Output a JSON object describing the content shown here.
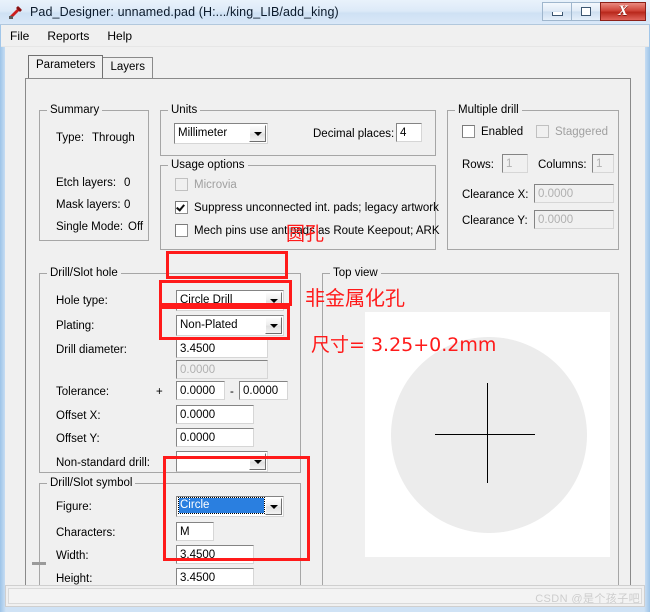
{
  "window": {
    "title": "Pad_Designer: unnamed.pad (H:.../king_LIB/add_king)",
    "app_icon": "pad-designer-icon",
    "buttons": {
      "minimize": "minimize-icon",
      "maximize": "maximize-icon",
      "close": "X"
    }
  },
  "menubar": {
    "items": [
      {
        "label": "File"
      },
      {
        "label": "Reports"
      },
      {
        "label": "Help"
      }
    ]
  },
  "tabs": [
    {
      "label": "Parameters",
      "active": true
    },
    {
      "label": "Layers",
      "active": false
    }
  ],
  "summary": {
    "caption": "Summary",
    "rows": [
      {
        "label": "Type:",
        "value": "Through"
      },
      {
        "label": "Etch layers:",
        "value": "0"
      },
      {
        "label": "Mask layers:",
        "value": "0"
      },
      {
        "label": "Single Mode:",
        "value": "Off"
      }
    ]
  },
  "units": {
    "caption": "Units",
    "unit_value": "Millimeter",
    "decimal_places_label": "Decimal places:",
    "decimal_places_value": "4"
  },
  "usage_options": {
    "caption": "Usage options",
    "items": [
      {
        "label": "Microvia",
        "checked": false,
        "enabled": false
      },
      {
        "label": "Suppress unconnected int. pads; legacy artwork",
        "checked": true,
        "enabled": true
      },
      {
        "label": "Mech pins use antipads as Route Keepout; ARK",
        "checked": false,
        "enabled": true
      }
    ]
  },
  "multiple_drill": {
    "caption": "Multiple drill",
    "enabled_label": "Enabled",
    "enabled_checked": false,
    "staggered_label": "Staggered",
    "staggered_checked": false,
    "rows_label": "Rows:",
    "rows_value": "1",
    "columns_label": "Columns:",
    "columns_value": "1",
    "clearance_x_label": "Clearance X:",
    "clearance_x_value": "0.0000",
    "clearance_y_label": "Clearance Y:",
    "clearance_y_value": "0.0000"
  },
  "drill_slot_hole": {
    "caption": "Drill/Slot hole",
    "hole_type_label": "Hole type:",
    "hole_type_value": "Circle Drill",
    "plating_label": "Plating:",
    "plating_value": "Non-Plated",
    "drill_diameter_label": "Drill diameter:",
    "drill_diameter_value": "3.4500",
    "drill_diameter_second_value": "0.0000",
    "tolerance_label": "Tolerance:",
    "tolerance_plus_sign": "+",
    "tolerance_plus_value": "0.0000",
    "tolerance_minus_sign": "-",
    "tolerance_minus_value": "0.0000",
    "offset_x_label": "Offset X:",
    "offset_x_value": "0.0000",
    "offset_y_label": "Offset Y:",
    "offset_y_value": "0.0000",
    "non_standard_drill_label": "Non-standard drill:",
    "non_standard_drill_value": ""
  },
  "drill_slot_symbol": {
    "caption": "Drill/Slot symbol",
    "figure_label": "Figure:",
    "figure_value": "Circle",
    "characters_label": "Characters:",
    "characters_value": "M",
    "width_label": "Width:",
    "width_value": "3.4500",
    "height_label": "Height:",
    "height_value": "3.4500"
  },
  "top_view": {
    "caption": "Top view",
    "shapes": {
      "pad": "pad-circle",
      "crosshair": "crosshair-icon"
    }
  },
  "annotations": {
    "round_hole": "圆孔",
    "non_plated_hole": "非金属化孔",
    "size_note": "尺寸= 3.25+0.2mm"
  },
  "statusbar": {
    "watermark": "CSDN @是个孩子吧"
  },
  "colors": {
    "annotation_red": "#ff1a1a",
    "selection_blue": "#2a7fe0",
    "window_frame": "#9dc4e8",
    "face": "#f0f0f0"
  }
}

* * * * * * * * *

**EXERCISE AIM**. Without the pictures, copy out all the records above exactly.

**RESULT OF THE EXERCISE**.
Output a JSON object describing the content shown here.
{
  "window": {
    "title": "Pad_Designer: unnamed.pad (H:.../king_LIB/add_king)",
    "app_icon": "pad-designer-icon",
    "buttons": {
      "minimize": "minimize-icon",
      "maximize": "maximize-icon",
      "close": "X"
    }
  },
  "menubar": {
    "items": [
      {
        "label": "File"
      },
      {
        "label": "Reports"
      },
      {
        "label": "Help"
      }
    ]
  },
  "tabs": [
    {
      "label": "Parameters",
      "active": true
    },
    {
      "label": "Layers",
      "active": false
    }
  ],
  "summary": {
    "caption": "Summary",
    "rows": [
      {
        "label": "Type:",
        "value": "Through"
      },
      {
        "label": "Etch layers:",
        "value": "0"
      },
      {
        "label": "Mask layers:",
        "value": "0"
      },
      {
        "label": "Single Mode:",
        "value": "Off"
      }
    ]
  },
  "units": {
    "caption": "Units",
    "unit_value": "Millimeter",
    "decimal_places_label": "Decimal places:",
    "decimal_places_value": "4"
  },
  "usage_options": {
    "caption": "Usage options",
    "items": [
      {
        "label": "Microvia",
        "checked": false,
        "enabled": false
      },
      {
        "label": "Suppress unconnected int. pads; legacy artwork",
        "checked": true,
        "enabled": true
      },
      {
        "label": "Mech pins use antipads as Route Keepout; ARK",
        "checked": false,
        "enabled": true
      }
    ]
  },
  "multiple_drill": {
    "caption": "Multiple drill",
    "enabled_label": "Enabled",
    "enabled_checked": false,
    "staggered_label": "Staggered",
    "staggered_checked": false,
    "rows_label": "Rows:",
    "rows_value": "1",
    "columns_label": "Columns:",
    "columns_value": "1",
    "clearance_x_label": "Clearance X:",
    "clearance_x_value": "0.0000",
    "clearance_y_label": "Clearance Y:",
    "clearance_y_value": "0.0000"
  },
  "drill_slot_hole": {
    "caption": "Drill/Slot hole",
    "hole_type_label": "Hole type:",
    "hole_type_value": "Circle Drill",
    "plating_label": "Plating:",
    "plating_value": "Non-Plated",
    "drill_diameter_label": "Drill diameter:",
    "drill_diameter_value": "3.4500",
    "drill_diameter_second_value": "0.0000",
    "tolerance_label": "Tolerance:",
    "tolerance_plus_sign": "+",
    "tolerance_plus_value": "0.0000",
    "tolerance_minus_sign": "-",
    "tolerance_minus_value": "0.0000",
    "offset_x_label": "Offset X:",
    "offset_x_value": "0.0000",
    "offset_y_label": "Offset Y:",
    "offset_y_value": "0.0000",
    "non_standard_drill_label": "Non-standard drill:",
    "non_standard_drill_value": ""
  },
  "drill_slot_symbol": {
    "caption": "Drill/Slot symbol",
    "figure_label": "Figure:",
    "figure_value": "Circle",
    "characters_label": "Characters:",
    "characters_value": "M",
    "width_label": "Width:",
    "width_value": "3.4500",
    "height_label": "Height:",
    "height_value": "3.4500"
  },
  "top_view": {
    "caption": "Top view",
    "shapes": {
      "pad": "pad-circle",
      "crosshair": "crosshair-icon"
    }
  },
  "annotations": {
    "round_hole": "圆孔",
    "non_plated_hole": "非金属化孔",
    "size_note": "尺寸= 3.25+0.2mm"
  },
  "statusbar": {
    "watermark": "CSDN @是个孩子吧"
  },
  "colors": {
    "annotation_red": "#ff1a1a",
    "selection_blue": "#2a7fe0",
    "window_frame": "#9dc4e8",
    "face": "#f0f0f0"
  }
}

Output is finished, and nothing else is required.